My prediction is that Surface Pro will do modestly well, but that sales will be almost entirely cannibalized off the existing Windows laptop and Ultrabook business. (Surface RT will, of course, fail miserably, given that it doesn’t run Windows applications, has a zero base of it’s own Metro apps, and offers no particular advantage over existing Android or iOS devices.)


Metered Internet in Canada

February 9, 2011

The CRTC set off a powderkeg, when they ruled to allow big service providers to force smaller resellers to impose usage caps and overage fees on their end-users.

Now that the issue has been opened up for debate, it’s time to re-examine Internet pricing in general. As Netflix has pointed out, the big Canadian ISPs are charging overage rates of about $1 (I’ve seen as high as $2.50) for a gigabyte that costs them something like $0.01 to deliver. That’s quite a markup. (My own conversations with smaller ISPs roughly confirm this math. For example, last summer I was told that the average cost per gigabyte is “below 3 cents.”)

Much of the pro-metering argument has hinged on vague, emotional talk about “making the bandwidth hogs pay.” This assumes that the cost of that extra bandwidth is actually significant. At $0.01 per gigabyte, it’s clearly not. The difference between the mythical ‘light user’ and ‘bandwidth hog’ simply isn’t enough to argue about. We need to recognize this reality: that the cost of bandwidth today is insignificant compared to the cost of simply maintaining a connection.

Let’s say the heaviest user grabs 350 gigabytes in a month. (Not easy, even over the fastest Canadian connection.) Total cost: $3.50. That’s what we’re arguing about: $3.50 a month. Given that the ‘bandwidth hog’ is almost certainly on a higher-speed plan, he’s probably already paying more than enough to cover the extra usage. But never mind. Just add the $3.50 to their bill, and we can all move on.

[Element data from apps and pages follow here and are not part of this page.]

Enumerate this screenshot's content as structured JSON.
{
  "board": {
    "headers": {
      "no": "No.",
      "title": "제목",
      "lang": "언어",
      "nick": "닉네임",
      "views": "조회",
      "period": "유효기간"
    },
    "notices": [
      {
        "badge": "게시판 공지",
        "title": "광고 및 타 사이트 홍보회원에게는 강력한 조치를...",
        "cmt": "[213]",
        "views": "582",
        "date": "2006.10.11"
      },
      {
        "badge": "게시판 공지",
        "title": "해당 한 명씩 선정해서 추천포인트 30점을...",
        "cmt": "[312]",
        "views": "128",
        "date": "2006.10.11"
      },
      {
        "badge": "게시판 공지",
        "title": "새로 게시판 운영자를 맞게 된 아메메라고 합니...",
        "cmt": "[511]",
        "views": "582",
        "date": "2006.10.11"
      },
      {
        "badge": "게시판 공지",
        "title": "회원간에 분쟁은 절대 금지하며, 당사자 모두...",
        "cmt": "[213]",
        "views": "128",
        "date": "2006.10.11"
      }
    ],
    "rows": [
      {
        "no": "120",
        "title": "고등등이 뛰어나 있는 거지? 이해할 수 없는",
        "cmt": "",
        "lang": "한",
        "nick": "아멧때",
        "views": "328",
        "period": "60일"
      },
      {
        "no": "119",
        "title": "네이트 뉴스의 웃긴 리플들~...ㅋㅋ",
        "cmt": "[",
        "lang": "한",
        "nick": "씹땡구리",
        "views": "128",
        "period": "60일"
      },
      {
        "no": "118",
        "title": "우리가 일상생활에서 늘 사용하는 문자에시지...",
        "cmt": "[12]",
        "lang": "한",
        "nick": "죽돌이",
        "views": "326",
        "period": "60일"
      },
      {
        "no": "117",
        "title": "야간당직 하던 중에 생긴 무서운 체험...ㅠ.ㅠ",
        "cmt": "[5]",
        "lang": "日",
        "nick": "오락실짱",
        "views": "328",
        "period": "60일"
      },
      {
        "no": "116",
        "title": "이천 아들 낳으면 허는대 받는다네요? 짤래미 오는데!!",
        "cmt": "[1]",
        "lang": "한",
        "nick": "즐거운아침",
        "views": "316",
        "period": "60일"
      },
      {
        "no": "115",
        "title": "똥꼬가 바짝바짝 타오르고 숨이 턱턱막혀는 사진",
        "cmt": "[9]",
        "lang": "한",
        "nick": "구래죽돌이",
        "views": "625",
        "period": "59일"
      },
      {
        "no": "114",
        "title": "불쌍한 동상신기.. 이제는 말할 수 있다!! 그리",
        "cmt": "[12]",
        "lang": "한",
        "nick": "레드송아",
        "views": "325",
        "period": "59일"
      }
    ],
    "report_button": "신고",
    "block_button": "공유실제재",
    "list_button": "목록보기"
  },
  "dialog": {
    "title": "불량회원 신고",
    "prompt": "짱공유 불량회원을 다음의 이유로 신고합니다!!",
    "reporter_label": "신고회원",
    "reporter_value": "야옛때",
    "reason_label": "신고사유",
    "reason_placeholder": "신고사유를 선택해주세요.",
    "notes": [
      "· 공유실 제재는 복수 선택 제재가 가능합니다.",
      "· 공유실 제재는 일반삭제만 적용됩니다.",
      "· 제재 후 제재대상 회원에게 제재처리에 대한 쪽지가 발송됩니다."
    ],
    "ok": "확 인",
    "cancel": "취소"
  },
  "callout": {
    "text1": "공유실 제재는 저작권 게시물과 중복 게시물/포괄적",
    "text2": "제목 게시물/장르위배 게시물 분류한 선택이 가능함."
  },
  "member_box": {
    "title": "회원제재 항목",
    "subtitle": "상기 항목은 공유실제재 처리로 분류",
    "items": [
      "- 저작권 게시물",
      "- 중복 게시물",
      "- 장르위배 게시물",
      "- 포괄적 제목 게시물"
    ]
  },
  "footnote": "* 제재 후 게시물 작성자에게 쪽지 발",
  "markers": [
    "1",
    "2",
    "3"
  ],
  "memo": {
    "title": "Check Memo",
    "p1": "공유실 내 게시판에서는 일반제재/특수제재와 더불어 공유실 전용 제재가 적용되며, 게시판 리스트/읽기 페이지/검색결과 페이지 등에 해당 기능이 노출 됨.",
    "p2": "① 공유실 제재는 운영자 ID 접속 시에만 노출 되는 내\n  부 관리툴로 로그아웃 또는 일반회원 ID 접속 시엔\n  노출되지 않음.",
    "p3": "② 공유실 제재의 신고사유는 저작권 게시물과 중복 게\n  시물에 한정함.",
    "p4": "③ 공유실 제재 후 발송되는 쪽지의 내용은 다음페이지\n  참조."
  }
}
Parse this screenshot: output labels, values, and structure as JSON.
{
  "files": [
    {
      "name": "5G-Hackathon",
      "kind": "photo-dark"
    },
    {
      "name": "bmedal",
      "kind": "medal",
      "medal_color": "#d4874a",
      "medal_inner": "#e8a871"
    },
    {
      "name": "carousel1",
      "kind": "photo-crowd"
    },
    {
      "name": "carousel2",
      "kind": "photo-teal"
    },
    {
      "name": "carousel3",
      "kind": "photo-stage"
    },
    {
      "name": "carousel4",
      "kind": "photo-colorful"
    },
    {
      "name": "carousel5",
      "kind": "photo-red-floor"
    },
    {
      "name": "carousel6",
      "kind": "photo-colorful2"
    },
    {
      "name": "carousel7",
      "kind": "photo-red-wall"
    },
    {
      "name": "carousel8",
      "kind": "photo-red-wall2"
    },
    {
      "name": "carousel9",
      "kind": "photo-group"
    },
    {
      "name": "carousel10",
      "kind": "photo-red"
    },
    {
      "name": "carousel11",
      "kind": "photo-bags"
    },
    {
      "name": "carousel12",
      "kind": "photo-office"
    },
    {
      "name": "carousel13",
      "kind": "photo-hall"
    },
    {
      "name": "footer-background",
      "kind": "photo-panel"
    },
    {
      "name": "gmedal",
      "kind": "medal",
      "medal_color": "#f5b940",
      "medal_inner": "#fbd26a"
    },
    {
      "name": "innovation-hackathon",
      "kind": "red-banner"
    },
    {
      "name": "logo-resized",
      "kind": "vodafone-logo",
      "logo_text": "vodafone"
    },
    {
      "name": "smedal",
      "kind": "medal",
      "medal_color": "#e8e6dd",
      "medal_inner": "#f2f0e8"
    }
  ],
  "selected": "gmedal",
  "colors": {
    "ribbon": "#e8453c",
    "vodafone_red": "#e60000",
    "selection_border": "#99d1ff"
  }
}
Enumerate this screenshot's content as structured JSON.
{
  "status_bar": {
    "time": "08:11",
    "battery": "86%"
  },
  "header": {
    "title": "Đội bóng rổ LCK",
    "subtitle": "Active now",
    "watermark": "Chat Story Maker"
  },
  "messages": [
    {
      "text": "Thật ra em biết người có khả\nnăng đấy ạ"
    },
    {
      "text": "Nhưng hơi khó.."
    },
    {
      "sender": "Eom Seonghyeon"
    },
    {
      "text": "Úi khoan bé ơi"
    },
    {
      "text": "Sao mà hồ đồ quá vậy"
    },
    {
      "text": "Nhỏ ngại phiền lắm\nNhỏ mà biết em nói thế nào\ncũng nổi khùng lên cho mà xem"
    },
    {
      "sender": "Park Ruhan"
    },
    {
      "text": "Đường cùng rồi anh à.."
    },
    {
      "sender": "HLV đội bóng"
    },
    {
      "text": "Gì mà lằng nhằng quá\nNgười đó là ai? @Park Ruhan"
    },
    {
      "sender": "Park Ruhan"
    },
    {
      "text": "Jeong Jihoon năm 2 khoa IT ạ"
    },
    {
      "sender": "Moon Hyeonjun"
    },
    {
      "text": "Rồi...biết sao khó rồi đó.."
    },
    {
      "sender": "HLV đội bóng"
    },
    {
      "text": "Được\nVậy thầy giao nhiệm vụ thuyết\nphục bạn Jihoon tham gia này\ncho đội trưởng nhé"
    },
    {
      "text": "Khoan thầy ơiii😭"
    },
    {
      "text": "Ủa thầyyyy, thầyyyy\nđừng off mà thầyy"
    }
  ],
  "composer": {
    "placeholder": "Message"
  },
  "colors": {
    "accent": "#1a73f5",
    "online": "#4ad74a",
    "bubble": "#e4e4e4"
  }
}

Clearly, the argument isn’t about metered or non-metered billing. It’s about fair pricing.

It’s also not about a few ‘bandwidth hogs.’ Very soon, we’re all going to be ‘bandwidth hogs.’ As services like Netflix open up streaming video, monthly caps of 25GB are going to seem ridiculous. In fact, there’s a general agreement that all television may be shifting to the Internet: ‘IPTV.’ Right now, you can leave the soaps running while you cook. Do that with metered billing, and you’re going to have a very nasty shock at the end of the month.

With digital technology, prices should be going down, not up. Yes, digital is better. But it’s also cheaper. A CD sounds better than an LP (get over it), but it’s also cheaper to manufacture. Digital TVs are better than analog, but are also cheaper to make. DVD players (or digital video recorders, in so far as they’ve been allowed to exist) are better, simpler and cheaper than VCRs.

Unfortunately, the markup on delivery of traditional TV services (cable and satellite) is much, much larger than anything ISPs can ever hope to make on Internet service. The big ISPs who are in both businesses are going to be reluctant to abandon their role as gatekeepers of content, in favor of one as vendors of commodity connection services. But that’s where things are headed, and Canada needs to keep up.

One way to help is to speak up.  The Internet is vital to our entertainment, our livelihood, our democratic process. Canadians don’t mind paying our way, but the price has to be a fair one, not a crippling penalty specifically aimed at holding back the future.

The CRTC has asked for input. We need to give it to them. OpenMedia.ca is the group that’s done most to champion this issue, and they have all the info about how to send comments to the CRTC on this page. Do it now.


Vista SP1: More Details

March 31, 2008

Further to my previous post, I think it’s rather useful to look up Microsoft’s detailed list of changes for SP1. You can find an HTML version here, and a downloadable PDF version here.

I find the extreme length of this document anything but reassuring. Especially as so many of the changes are:

  1. things that shouldn’t have been broken;
  2. probably still not truly fixed;
  3. things that shouldn’t have been in this OS in the first place.

Note that even the “Updating Stack” itself had to be updated in order to install the update. Eeek!